WORK TASK
When you repeat the entries, reproduce each line exactly and omit every picture.

____________________

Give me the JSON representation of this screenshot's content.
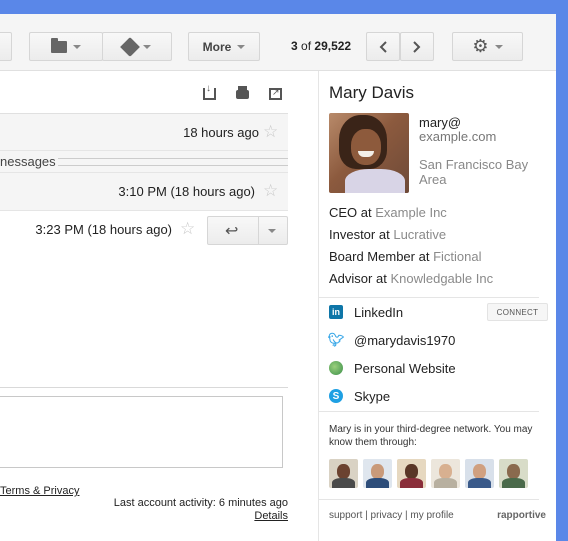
{
  "toolbar": {
    "more_label": "More",
    "count_current": "3",
    "count_of": "of",
    "count_total": "29,522"
  },
  "thread": {
    "messages": [
      {
        "time": "18 hours ago"
      },
      {
        "collapsed_label": "nessages"
      },
      {
        "time": "3:10 PM (18 hours ago)"
      },
      {
        "time": "3:23 PM (18 hours ago)"
      }
    ],
    "terms_link": "Terms & Privacy",
    "last_activity": "Last account activity: 6 minutes ago",
    "details_link": "Details"
  },
  "contact": {
    "name": "Mary Davis",
    "email_line1": "mary@",
    "email_line2": "example.com",
    "location": "San Francisco Bay Area",
    "jobs": [
      {
        "title": "CEO",
        "at": "at",
        "org": "Example Inc"
      },
      {
        "title": "Investor",
        "at": "at",
        "org": "Lucrative"
      },
      {
        "title": "Board Member",
        "at": "at",
        "org": "Fictional"
      },
      {
        "title": "Advisor",
        "at": "at",
        "org": "Knowledgable Inc"
      }
    ],
    "social": {
      "linkedin": "LinkedIn",
      "connect": "CONNECT",
      "twitter": "@marydavis1970",
      "website": "Personal Website",
      "skype": "Skype"
    },
    "network_text": "Mary is in your third-degree network. You may know them through:",
    "avatars": [
      {
        "skin": "#6b4230",
        "hair": "#2a1a10",
        "body": "#4a4a4a"
      },
      {
        "skin": "#c99a7a",
        "hair": "#3a2a1e",
        "body": "#2d4d7a"
      },
      {
        "skin": "#5a3626",
        "hair": "#1e140c",
        "body": "#8a2e3a"
      },
      {
        "skin": "#d8b090",
        "hair": "#6a4a30",
        "body": "#b8b0a0"
      },
      {
        "skin": "#d0a080",
        "hair": "#2e2218",
        "body": "#3a5a8a"
      },
      {
        "skin": "#8a6a4e",
        "hair": "#2a2018",
        "body": "#4a6a4a"
      }
    ],
    "footer": {
      "support": "support",
      "sep": "|",
      "privacy": "privacy",
      "my_profile": "my profile",
      "brand": "rapportive"
    }
  }
}
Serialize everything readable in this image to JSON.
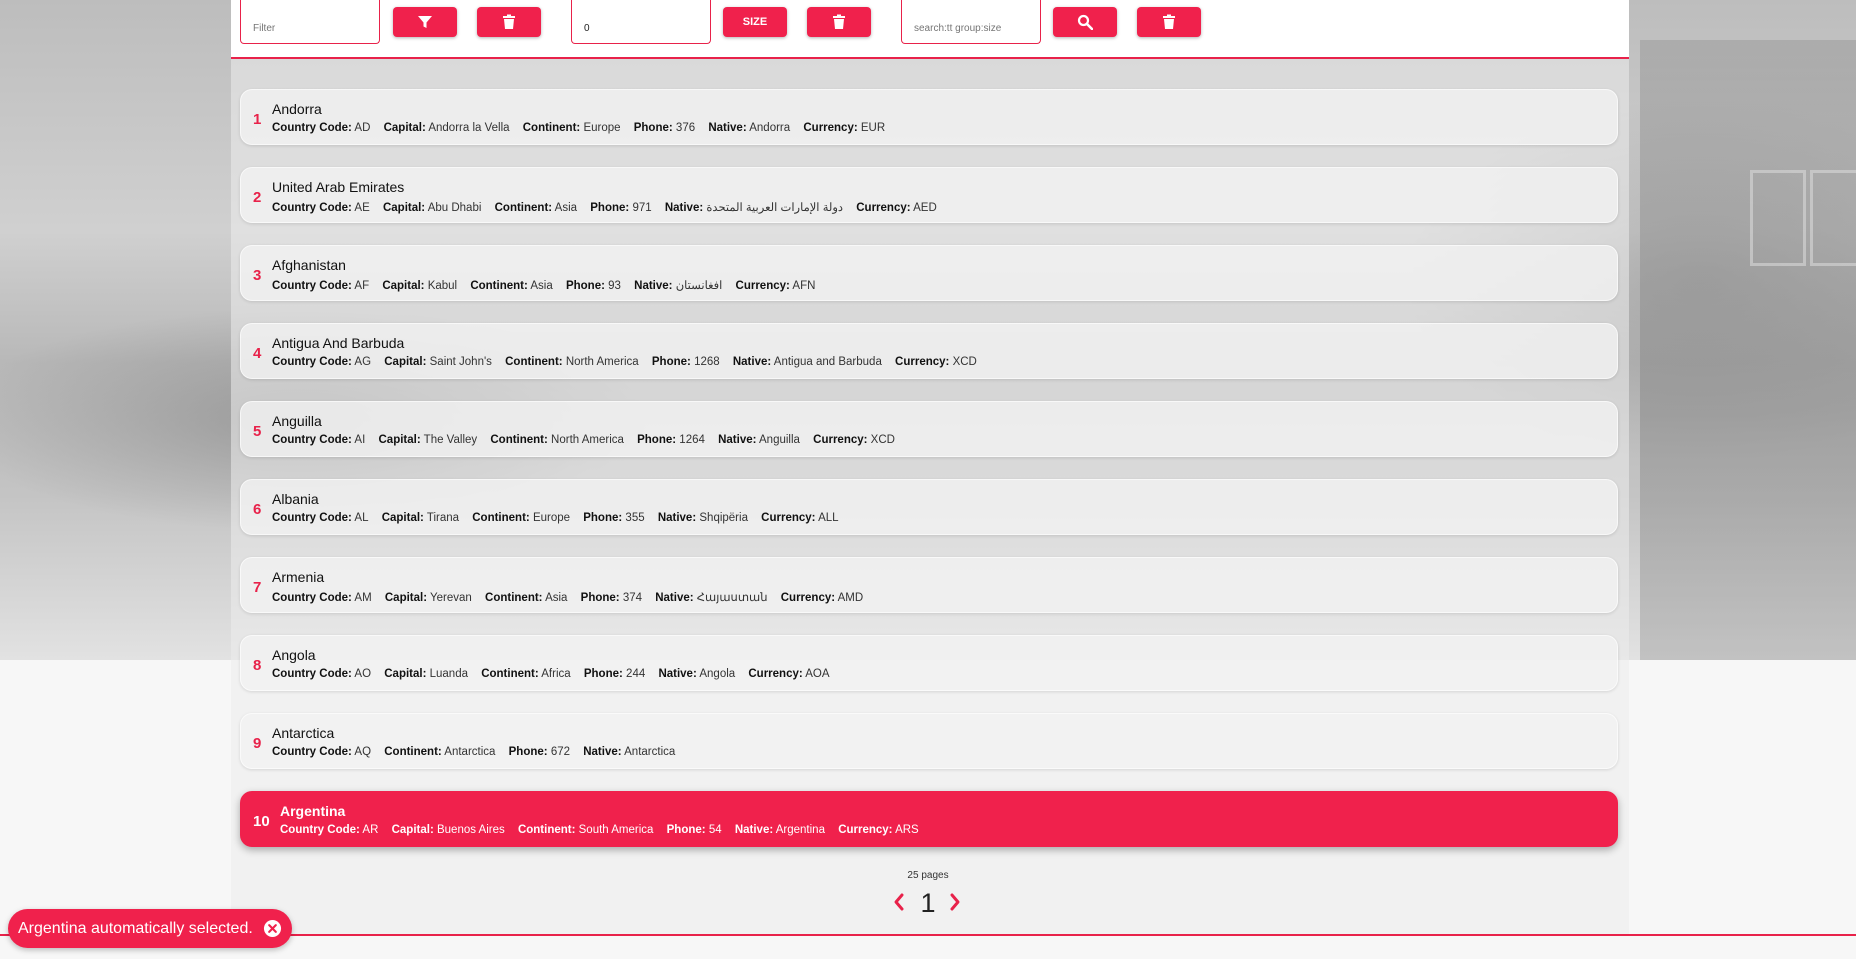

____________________

PROBLEM SOLUTION
Give me the JSON representation of this screenshot's content.
{
  "toolbar": {
    "more_label": "More",
    "count_current": "3",
    "count_of": "of",
    "count_total": "29,522"
  },
  "thread": {
    "messages": [
      {
        "time": "18 hours ago"
      },
      {
        "collapsed_label": "nessages"
      },
      {
        "time": "3:10 PM (18 hours ago)"
      },
      {
        "time": "3:23 PM (18 hours ago)"
      }
    ],
    "terms_link": "Terms & Privacy",
    "last_activity": "Last account activity: 6 minutes ago",
    "details_link": "Details"
  },
  "contact": {
    "name": "Mary Davis",
    "email_line1": "mary@",
    "email_line2": "example.com",
    "location": "San Francisco Bay Area",
    "jobs": [
      {
        "title": "CEO",
        "at": "at",
        "org": "Example Inc"
      },
      {
        "title": "Investor",
        "at": "at",
        "org": "Lucrative"
      },
      {
        "title": "Board Member",
        "at": "at",
        "org": "Fictional"
      },
      {
        "title": "Advisor",
        "at": "at",
        "org": "Knowledgable Inc"
      }
    ],
    "social": {
      "linkedin": "LinkedIn",
      "connect": "CONNECT",
      "twitter": "@marydavis1970",
      "website": "Personal Website",
      "skype": "Skype"
    },
    "network_text": "Mary is in your third-degree network. You may know them through:",
    "avatars": [
      {
        "skin": "#6b4230",
        "hair": "#2a1a10",
        "body": "#4a4a4a"
      },
      {
        "skin": "#c99a7a",
        "hair": "#3a2a1e",
        "body": "#2d4d7a"
      },
      {
        "skin": "#5a3626",
        "hair": "#1e140c",
        "body": "#8a2e3a"
      },
      {
        "skin": "#d8b090",
        "hair": "#6a4a30",
        "body": "#b8b0a0"
      },
      {
        "skin": "#d0a080",
        "hair": "#2e2218",
        "body": "#3a5a8a"
      },
      {
        "skin": "#8a6a4e",
        "hair": "#2a2018",
        "body": "#4a6a4a"
      }
    ],
    "footer": {
      "support": "support",
      "sep": "|",
      "privacy": "privacy",
      "my_profile": "my profile",
      "brand": "rapportive"
    }
  }
}
Serialize everything readable in this image to JSON.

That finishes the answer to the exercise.